Since Monday evening I have been lurching around my house in a fair amount of pain.* I’m not sleeping a whole lot, and since one of the ways to manage nerve pain (see the footnote because I moved an excessively whiney paragraph down there) is to walk, I spend a lot of time pacing around the kitchen/living room/dining room area.
A few years ago when my husband worked in Bermuda I went with him for a short trip and bought an anklet ringed with tiny bells. It sounds sometimes like music and other times like rain falling gently on a tin roof. Very pretty, very soothing. One of my favourite adornments. Since Monday I’ve been wearing it all the time.
Quinn went blind over the weekend, you see. He sees nothing apart from light and shadow. Since it happened so suddenly–over the course of three days–the panic in his face is wholly justifiable. But whenever he hears the Bermuda anklet he smiles. That sound means Mommy and it means he knows where Mommy is in the room. So to keep him at peace, oriented in his new shapeless world, I jingle when I walk.
So that means at night I feel like I’m haunting my own house. Pacing and jingling and jingling and pacing.
What kind of blog entry is this? I don’t know, really. Between playing strung-out haint and watching my old dog get suddenly very much older I’m stuck in a place where I’m thinking a lot about love and loss and pain that moves past the body and into the heart.
A few days ago in the comments of another blog I was told that if I couldn’t worship in a certain setting that it was my fault. I was standing between God and myself.
I spend hours with nothing between God and me. Hours in the dark of night clinging to God when there is nothing else. God and I are great.
Music ministers who don’t like criticism and I, however, are not so much great. Is it any wonder that people feel distant from Church? I get that different people have different worship styles. I know that one person’s flower arranging is as worshipful as the other person’s solo, as worshipful as the meals cooked by a third person for the homeless. I know that some raise hands and others write poetry. I’m not going to tell anyone that they aren’t good enough at talking to God if they don’t do it my way.
I’d just like the same respect.
Watching my two dogs interact now that Quinn is blind is a good lesson.

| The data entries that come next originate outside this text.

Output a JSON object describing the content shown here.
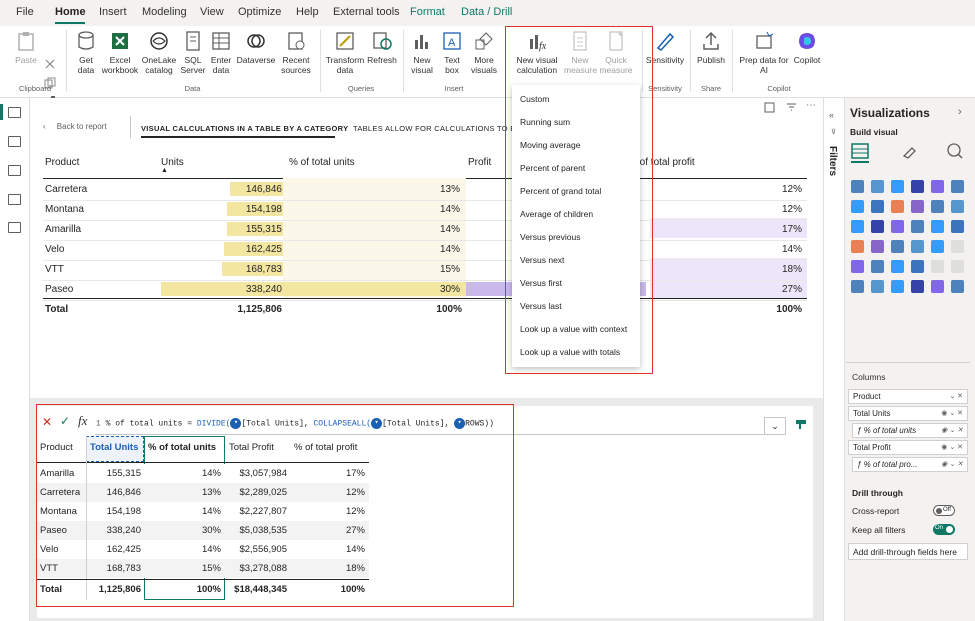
{
  "menu": {
    "file": "File",
    "home": "Home",
    "insert": "Insert",
    "modeling": "Modeling",
    "view": "View",
    "optimize": "Optimize",
    "help": "Help",
    "external": "External tools",
    "format": "Format",
    "data_drill": "Data / Drill"
  },
  "ribbon": {
    "paste": "Paste",
    "get_data": "Get data",
    "excel": "Excel workbook",
    "onelake": "OneLake catalog",
    "sql": "SQL Server",
    "enter": "Enter data",
    "dataverse": "Dataverse",
    "recent": "Recent sources",
    "transform": "Transform data",
    "refresh": "Refresh",
    "new_visual": "New visual",
    "text_box": "Text box",
    "more_visuals": "More visuals",
    "new_visual_calc": "New visual calculation",
    "new_measure": "New measure",
    "quick_measure": "Quick measure",
    "sensitivity": "Sensitivity",
    "publish": "Publish",
    "prep_data": "Prep data for AI",
    "copilot": "Copilot",
    "groups": {
      "clipboard": "Clipboard",
      "data": "Data",
      "queries": "Queries",
      "insert": "Insert",
      "sensitivity": "Sensitivity",
      "share": "Share",
      "copilot": "Copilot"
    }
  },
  "report": {
    "back": "Back to report",
    "tab1": "VISUAL CALCULATIONS IN A TABLE BY A CATEGORY",
    "tab2": "TABLES ALLOW FOR CALCULATIONS TO BE",
    "headers": {
      "product": "Product",
      "units": "Units",
      "pct_units": "% of total units",
      "profit": "Profit",
      "pct_profit": "% of total profit"
    },
    "rows": [
      {
        "product": "Carretera",
        "units": "146,846",
        "pct_units": "13%",
        "pct_profit": "12%",
        "units_frac": 0.434,
        "profit_frac": 0
      },
      {
        "product": "Montana",
        "units": "154,198",
        "pct_units": "14%",
        "pct_profit": "12%",
        "units_frac": 0.456,
        "profit_frac": 0
      },
      {
        "product": "Amarilla",
        "units": "155,315",
        "pct_units": "14%",
        "pct_profit": "17%",
        "units_frac": 0.459,
        "profit_frac": 0
      },
      {
        "product": "Velo",
        "units": "162,425",
        "pct_units": "14%",
        "pct_profit": "14%",
        "units_frac": 0.48,
        "profit_frac": 0
      },
      {
        "product": "VTT",
        "units": "168,783",
        "pct_units": "15%",
        "pct_profit": "18%",
        "units_frac": 0.499,
        "profit_frac": 0
      },
      {
        "product": "Paseo",
        "units": "338,240",
        "pct_units": "30%",
        "pct_profit": "27%",
        "units_frac": 1.0,
        "profit_frac": 1.0
      }
    ],
    "total": {
      "label": "Total",
      "units": "1,125,806",
      "pct_units": "100%",
      "pct_profit": "100%"
    }
  },
  "dropdown": [
    "Custom",
    "Running sum",
    "Moving average",
    "Percent of parent",
    "Percent of grand total",
    "Average of children",
    "Versus previous",
    "Versus next",
    "Versus first",
    "Versus last",
    "Look up a value with context",
    "Look up a value with totals"
  ],
  "vc": {
    "formula_line": "1",
    "formula_a": "% of total units = ",
    "formula_fn": "DIVIDE(",
    "formula_b": "[Total Units], ",
    "formula_fn2": "COLLAPSEALL(",
    "formula_c": "[Total Units], ",
    "formula_d": "ROWS))",
    "headers": {
      "product": "Product",
      "total_units": "Total Units",
      "pct_units": "% of total units",
      "total_profit": "Total Profit",
      "pct_profit": "% of total profit"
    },
    "rows": [
      {
        "product": "Amarilla",
        "units": "155,315",
        "pct_units": "14%",
        "profit": "$3,057,984",
        "pct_profit": "17%"
      },
      {
        "product": "Carretera",
        "units": "146,846",
        "pct_units": "13%",
        "profit": "$2,289,025",
        "pct_profit": "12%"
      },
      {
        "product": "Montana",
        "units": "154,198",
        "pct_units": "14%",
        "profit": "$2,227,807",
        "pct_profit": "12%"
      },
      {
        "product": "Paseo",
        "units": "338,240",
        "pct_units": "30%",
        "profit": "$5,038,535",
        "pct_profit": "27%"
      },
      {
        "product": "Velo",
        "units": "162,425",
        "pct_units": "14%",
        "profit": "$2,556,905",
        "pct_profit": "14%"
      },
      {
        "product": "VTT",
        "units": "168,783",
        "pct_units": "15%",
        "profit": "$3,278,088",
        "pct_profit": "18%"
      }
    ],
    "total": {
      "label": "Total",
      "units": "1,125,806",
      "pct_units": "100%",
      "profit": "$18,448,345",
      "pct_profit": "100%"
    }
  },
  "viz": {
    "title": "Visualizations",
    "build": "Build visual",
    "filters": "Filters",
    "columns": "Columns",
    "fields": [
      "Product",
      "Total Units",
      "% of total units",
      "Total Profit",
      "% of total pro..."
    ],
    "drill": "Drill through",
    "cross": "Cross-report",
    "cross_state": "Off",
    "keep": "Keep all filters",
    "keep_state": "On",
    "add_drill": "Add drill-through fields here"
  },
  "colors": {
    "accent": "#117865",
    "units_bar": "#f2e6a0",
    "profit_bar": "#c9b8ea",
    "red": "#e03030"
  }
}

Gob taps Quinn on the nose to announce his presence whenever he enters a room. When they go into the yard, Gob acts as a seeing eye dog to guide Quinn around during the initial moments of disorientation. He doesn’t say “you can’t see so you aren’t good enough to play with.” He says “I’ll play differently, in a way you understand.” I learn a lot from my kids, you know?
* It’s kind of difficult to explain the pain that weather causes an arthritic like me, especially since my arthritic is systemic. (A lot of ics there….) The joint pain is something like having your hands and feet smashed between the grinding stones of a grist mill. The nerve pain, on the other hand… You know how your foot falls asleep sometimes? Once you get the blood flowing back into it again the numbness goes away and there’s that ten seconds or so right before it goes Normal it is so sore to the touch that bumping it brings tears to your eyes.
I live in those ten seconds. All day every day. That’s how hurricanes eat my mind.